Where are some dryland restoration projects?
Pu‘u Wa‘awa‘a, Ka`ūpūlehu, Kawaihae Uka, La`i `ōpua, Palama Nui, Kaloko- Honokohau, Volcano National Park, Mauna Kea, Ka`u and Manuka have remnant dry forests. These public and private lands represent a remarkable diversity of historical, natural, cultural, scientific resources; and a rich history of ancient and contemporary human use. Nähelehele advocates for restoration of these and other dryland ecosystems. Other islands also have dynamic restoration efforts such as the Auwahi project on Maui, and the efforts in the Wai`anae Mountains of O`ahu.
Why should I care?
Dryland forests play a crucial role in the cultural health and traditions for Hawaiian people.
Dryland forests are the exclusive home of many endangered native plants and birds.
When these forests thrive and the plants, birds and soils thrive, a healthy biodiversity abounds, bringing natural harmony and balance between plants, animals and nature.
By preserving native species, we increase the genetic gene pool and open more possibilities for the evolution of plants and animals to thrive in future environments.
Dryland forests maintain and promote healthy soils by limiting both water and wind erosion. They also help create cool microclimates.
More parts of the world are likely to become drylands, given the effects of global warming, and the more we understand about the dynamics and relationships of dryland species, the better we will be able to cope with increasing desertification.

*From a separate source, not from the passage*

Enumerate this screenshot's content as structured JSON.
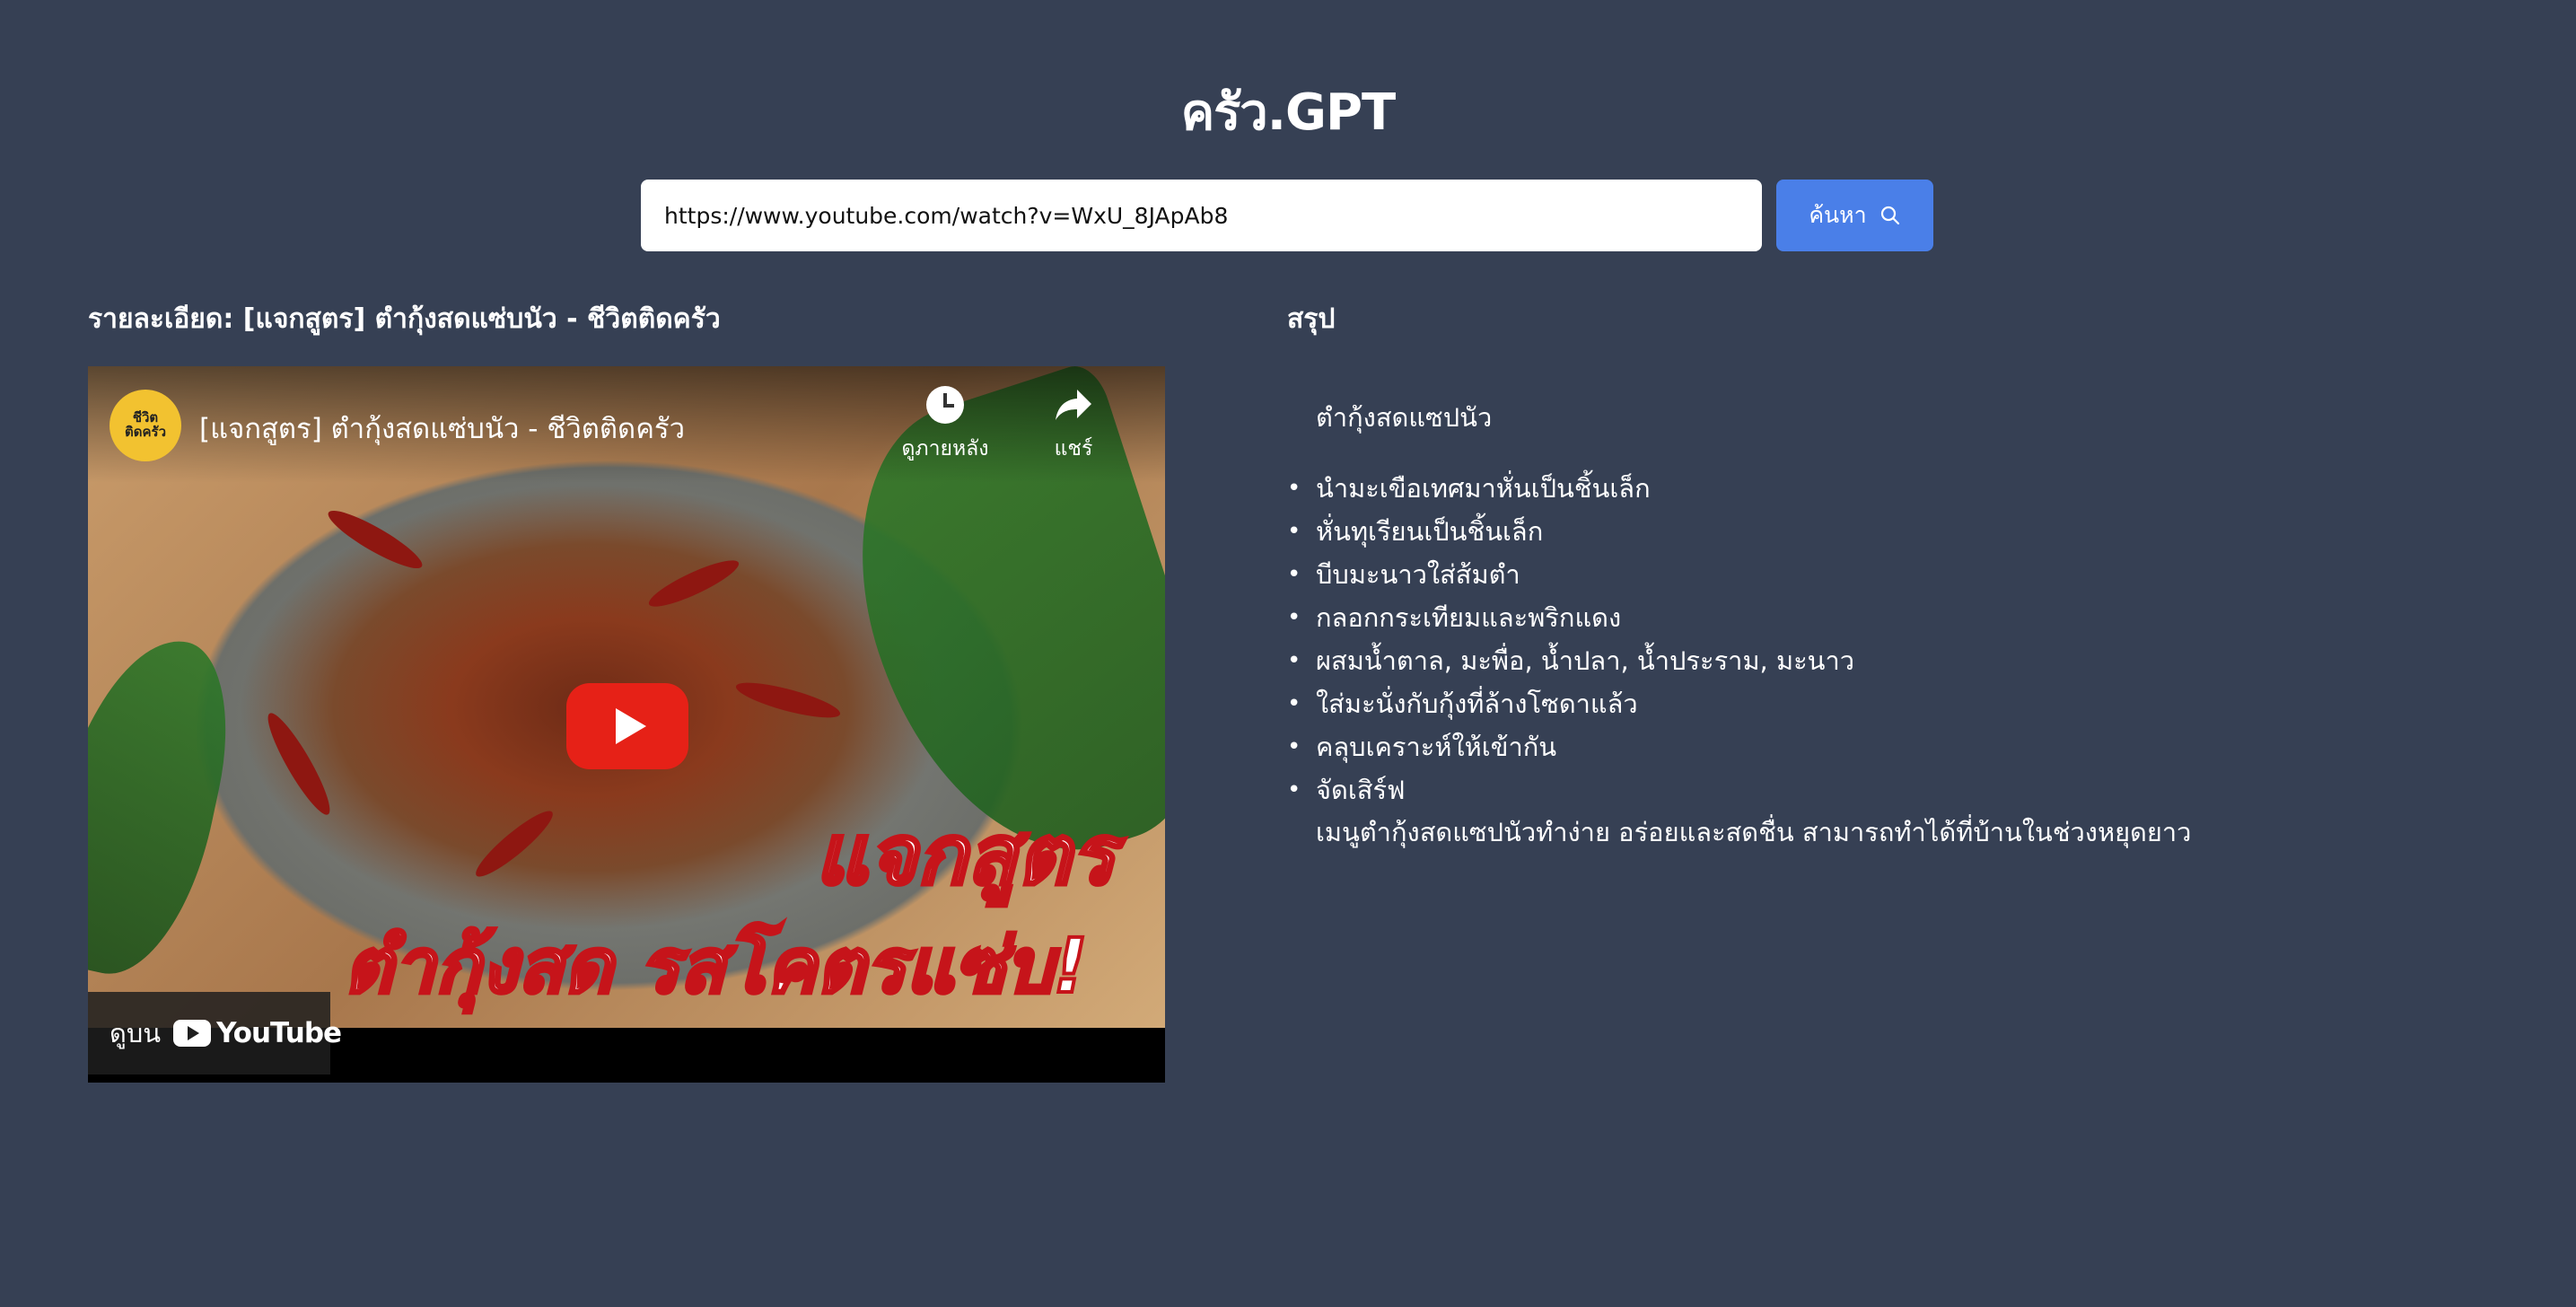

Want to help?
Mahalo to the Ho`ola Ka Makana`ä (Healing the Place Budding Up Out of the Lava) Outreach Education team at Ka`üpülehu Dryland Forest and HFIA for their contribution to this page from their brochure. [download option here later]